- Top-grade optics and antireflective coating
- Weatherproof and shockproof
- Field of view is quite narrow
- Overpowered magnification for the monocular’s weight, making it prone to hand shake
- Poor instructions
Hello, and welcome to my review of the Alpen 8×25 Sport Compact Monocular. Alpen is relatively new to the field, having been established in 1997 to produce binoculars, spotting scopes, rifle scopes, and accessories. I’m always eager to try out products from new manufacturers, so let’s see how this one compares to the competition.
This model measures just 4.75 inches long, and weighs a mere five ounces. You can easily carry this in your pocket, but it does include a carrying case for attaching to your belt or backpack. The objective lens is 25mm in diameter, and the eye relief is quite long – I’d estimate it to be around 15 to 17mm.
What Do I Get in the Box?
When you unpackage the Alpen 8×25 Sport Compact Monocular, you’ll find the following items waiting for your use:
- The 8×25 monocular itself
- A wrist strap
- A nylon carrying case
- The user’s manual
The wrist strap and carrying case are decent, but nothing to write home about. They do their jobs well enough, though. The instruction manual is almost useless, and fails to explain that the eyecup rotates in and out for use with or without eyeglasses.
What’s the Magnification Like?
Through its 25mm objective lens, you can use the Alpen Sport Compact Monocular to get a view with 8X magnification. The magnified image has plenty of sharpness and clarity, but the fact that this glass is so lightweight makes it difficult to keep hand shake out of the equation.
One downside to this model is the tiny field of view. You won’t see more than about 150 feet at 1,000 yards, unfortunately.
The real drawback here is the lightness of the monocular paired with the magnification power. It’s almost too powerful for such a tiny monocular, and hand shake is a definite problem when using this glass. You’ll find yourself having to lean up against a tree or other sturdy object to get a steady view.
How Good Are the Optics on this Monocular?
Alpen didn’t spare expenses on the optics for this glass. Instead of the cheapter BK–7 prisms, you’ll find premium BaK–4 prism glass in the roof prism design. Going a step further, the optics are even fully multicoated to provide as much light transmission and clarity as is possible through such a small accessory.
The Alpen is easy to focus one-handed, with a rotating wheel that offers enough resistance to keep you from accidentally moving it while still allowing the focus to move smoothly.
The image is very clear and vivid, with lots of contrast. I didn’t notice any chromatic aberration, such as blue fringes, nor did I observe any distortion in the view.
What’s the Body Like On This Model?
This particular monocular is completely encased in rubber, allowing it to be quite shock resistant. It is also slip-resistant, so you shouldn’t have a problem keeping a hold of the glass, even when your hands are wet. Unfortunately, it does not include lens or eyepiece covers, and it doesn’t have a tripod mount.
How Durable Is It?

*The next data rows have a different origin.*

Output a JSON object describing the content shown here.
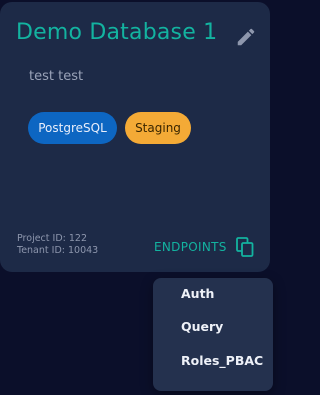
{
  "card": {
    "title": "Demo Database 1",
    "description": "test test",
    "tags": [
      {
        "label": "PostgreSQL",
        "color": "#0d66c2"
      },
      {
        "label": "Staging",
        "color": "#f4aa36"
      }
    ],
    "project_id": "Project ID: 122",
    "tenant_id": "Tenant ID: 10043",
    "endpoints_label": "ENDPOINTS",
    "accent_color": "#13b3a0",
    "edit_icon": "pencil-icon",
    "copy_icon": "copy-icon"
  },
  "endpoints_menu": {
    "items": [
      {
        "label": "Auth"
      },
      {
        "label": "Query"
      },
      {
        "label": "Roles_PBAC"
      }
    ]
  }
}
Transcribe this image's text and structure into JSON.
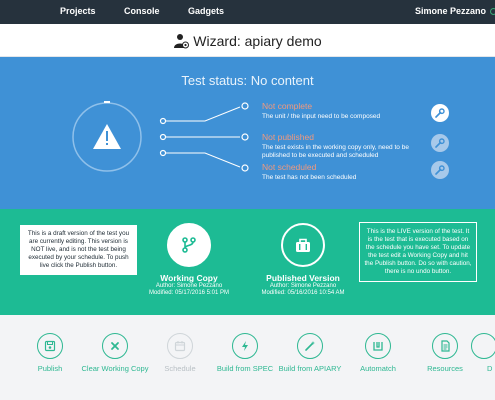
{
  "nav": {
    "items": [
      "Projects",
      "Console",
      "Gadgets"
    ],
    "user": "Simone Pezzano",
    "user_trail": "P"
  },
  "wizard": {
    "title": "Wizard: apiary demo"
  },
  "status": {
    "heading": "Test status: No content",
    "items": [
      {
        "label": "Not complete",
        "desc": "The unit / the input need to be composed"
      },
      {
        "label": "Not published",
        "desc": "The test exists in the working copy only, need to be published to be executed and scheduled"
      },
      {
        "label": "Not scheduled",
        "desc": "The test has not been scheduled"
      }
    ],
    "colors": {
      "background": "#3f91d6",
      "warning_label": "#f2997d"
    }
  },
  "versions": {
    "draft_note": "This is a draft version of the test you are currently editing. This version is NOT live, and is not the test being executed by your schedule. To push live click the Publish button.",
    "live_note": "This is the LIVE version of the test. It is the test that is executed based on the schedule you have set. To update the test edit a Working Copy and hit the Publish button. Do so with caution, there is no undo button.",
    "working": {
      "name": "Working Copy",
      "author": "Author: Simone Pezzano",
      "modified": "Modified: 05/17/2016 5:01 PM"
    },
    "published": {
      "name": "Published Version",
      "author": "Author: Simone Pezzano",
      "modified": "Modified: 05/16/2016 10:54 AM"
    },
    "colors": {
      "background": "#1dbb94"
    }
  },
  "actions": [
    {
      "label": "Publish",
      "icon": "save-icon",
      "enabled": true
    },
    {
      "label": "Clear Working Copy",
      "icon": "close-icon",
      "enabled": true
    },
    {
      "label": "Schedule",
      "icon": "calendar-icon",
      "enabled": false
    },
    {
      "label": "Build from SPEC",
      "icon": "lightning-icon",
      "enabled": true
    },
    {
      "label": "Build from APIARY",
      "icon": "wand-icon",
      "enabled": true
    },
    {
      "label": "Automatch",
      "icon": "automatch-icon",
      "enabled": true
    },
    {
      "label": "Resources",
      "icon": "document-icon",
      "enabled": true
    },
    {
      "label": "D",
      "icon": "partial-icon",
      "enabled": true
    }
  ],
  "accent": "#2eb892"
}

This sporting glass may be inexpensive, but it’s not cheaply made. The rubber exterior provides plenty of protection against bumps and falls, and the manufacturer has taken the time and expense to make the optics waterproof and fogproof. In other words, O-rings seal out dust and water, and the optic chamber is nitrogen purged.
How Well Does the Alpen 8×25 Work in the Field?
This is a small enough monocular that you can’t complain too much about it, but I will anyways. In the field, it’s really only useful if you can prop your elbow against a solid object to minimize the hand shake. Alpen honestly should have stepped down the magnification a few notches with this model.